The Monday Mini Challenge is a 5-minute writing exercise inspired in part by an excerpt of a middle-grade or young adult novel I've recently read. Use it as a warm-up, a procrastination device, or maybe (let's be hopeful) a springboard to a real, live writing project!
I read David Almond's book, Skellig, a Printz Honor winner, years ago. In the story, ten-year-old Michael finds a creature-person crouched in the corner of his ramshackle garage. His discovery comes in the midst of some unsettling changes in Michael's life. He's moved into a new house and his sister's illness has turned his family's life upside down.

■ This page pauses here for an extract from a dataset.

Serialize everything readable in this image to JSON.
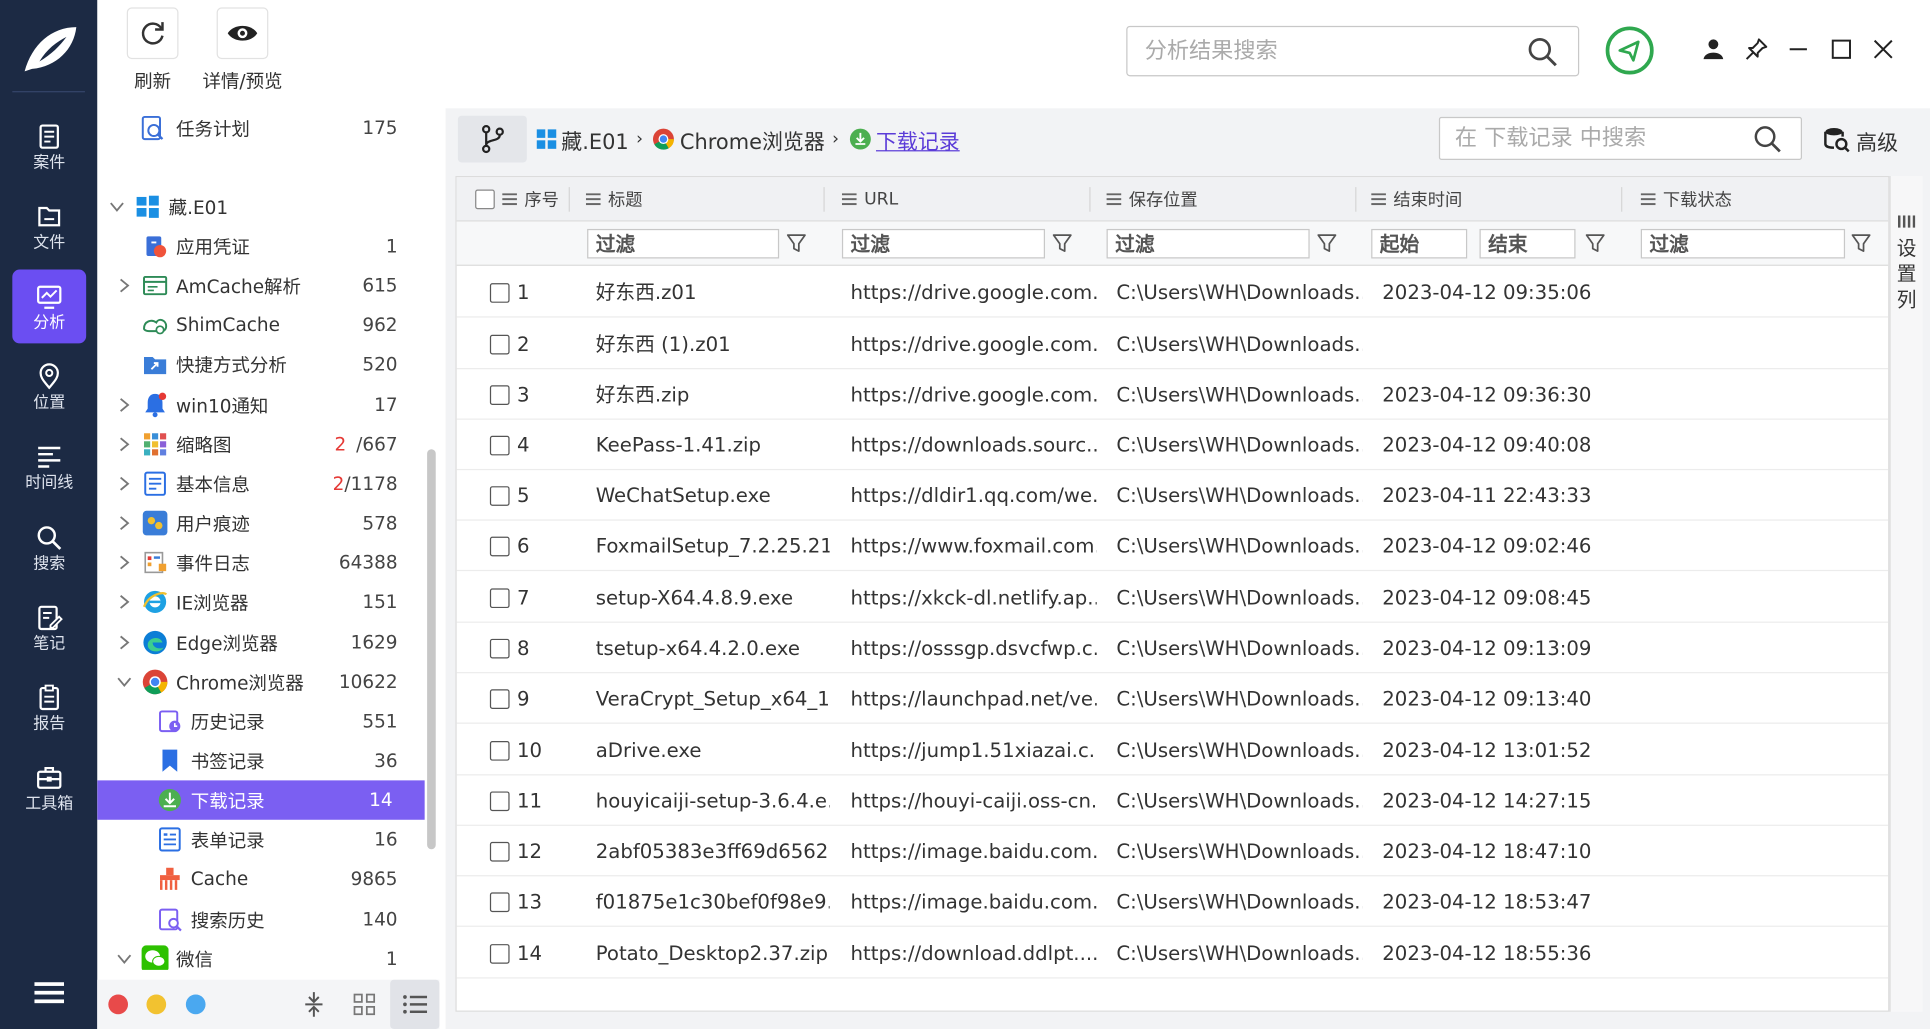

The story's setting drew me in right away; it's magically atmospheric. As Michael crosses the threshold of the garage, Almond builds the tension when Michael 'switched the flashlight on, took a deep breath, and tiptoed straight inside'. On the verge of collapse, the garage is the perfect place for a creature like Skellig to be hiding. Before Michael discovers him, the reader is treated to a description of the place, thanks to the sweeping beam of Michael's flashlight:
'Something little and black scuttled across the floor. The door creaked and cracked for a moment before it was still. Dust poured through the flashlight beam. Something scratched and scratched in the corner. I tiptoed further in and felt spiderwebs breaking on my brow. Everything was packed in tight - ancient furniture, kitchen units, rolled-up carpets, pipes and crates and planks. I kept ducking down under the hoses and ropes and duffel bags that hung from the roof. More cobwebs snapped on my clothes and skin. The floor was broken and crumbly. I opened a cupboard an inch, shined the flashlight in, and saw a million wood lice scattering away.'

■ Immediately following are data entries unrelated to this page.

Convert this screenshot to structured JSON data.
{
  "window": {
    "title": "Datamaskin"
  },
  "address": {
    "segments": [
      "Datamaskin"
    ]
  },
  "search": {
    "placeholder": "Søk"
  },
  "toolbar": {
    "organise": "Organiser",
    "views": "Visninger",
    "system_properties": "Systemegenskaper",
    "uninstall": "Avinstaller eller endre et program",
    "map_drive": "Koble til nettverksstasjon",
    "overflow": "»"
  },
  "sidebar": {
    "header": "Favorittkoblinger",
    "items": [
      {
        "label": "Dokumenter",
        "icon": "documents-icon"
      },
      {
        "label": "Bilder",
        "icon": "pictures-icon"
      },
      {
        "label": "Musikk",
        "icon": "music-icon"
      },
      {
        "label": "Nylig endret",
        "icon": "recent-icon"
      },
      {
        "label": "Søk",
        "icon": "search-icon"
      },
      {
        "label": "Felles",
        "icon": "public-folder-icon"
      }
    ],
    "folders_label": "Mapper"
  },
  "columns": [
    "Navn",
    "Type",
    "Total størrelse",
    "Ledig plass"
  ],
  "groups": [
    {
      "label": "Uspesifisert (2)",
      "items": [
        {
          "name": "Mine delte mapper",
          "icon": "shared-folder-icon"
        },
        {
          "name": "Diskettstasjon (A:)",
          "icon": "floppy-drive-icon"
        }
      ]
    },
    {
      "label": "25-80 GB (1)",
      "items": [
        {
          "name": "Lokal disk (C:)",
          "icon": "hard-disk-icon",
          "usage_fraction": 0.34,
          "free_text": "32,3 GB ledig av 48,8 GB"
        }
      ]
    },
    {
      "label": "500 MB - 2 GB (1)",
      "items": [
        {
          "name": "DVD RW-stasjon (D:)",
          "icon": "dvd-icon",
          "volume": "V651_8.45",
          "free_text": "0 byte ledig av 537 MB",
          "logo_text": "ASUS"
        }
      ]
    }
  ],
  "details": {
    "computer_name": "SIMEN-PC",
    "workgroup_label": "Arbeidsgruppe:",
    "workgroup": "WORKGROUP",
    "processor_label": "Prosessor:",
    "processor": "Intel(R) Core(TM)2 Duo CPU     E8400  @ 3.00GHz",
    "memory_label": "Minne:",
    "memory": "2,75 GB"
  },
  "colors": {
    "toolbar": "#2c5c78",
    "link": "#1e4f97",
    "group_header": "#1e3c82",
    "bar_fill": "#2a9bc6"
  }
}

If you've read my previous post, you'll know I love, love, love snow! If you're under, say, 16 (when you start to drive, you're perspective on snow shifts a bit), snow means sledding, snow forts, and hitting some poor unsuspecting buddy with a snowball. Let's use a snowy setting but make it not so cheery. Make it eerie! Write a scene in which two kids take us into a forgotten graveyard deep in the woods, and it has recently snowed. One of the graves has freshly-overturned dirt.
Ready, set, go!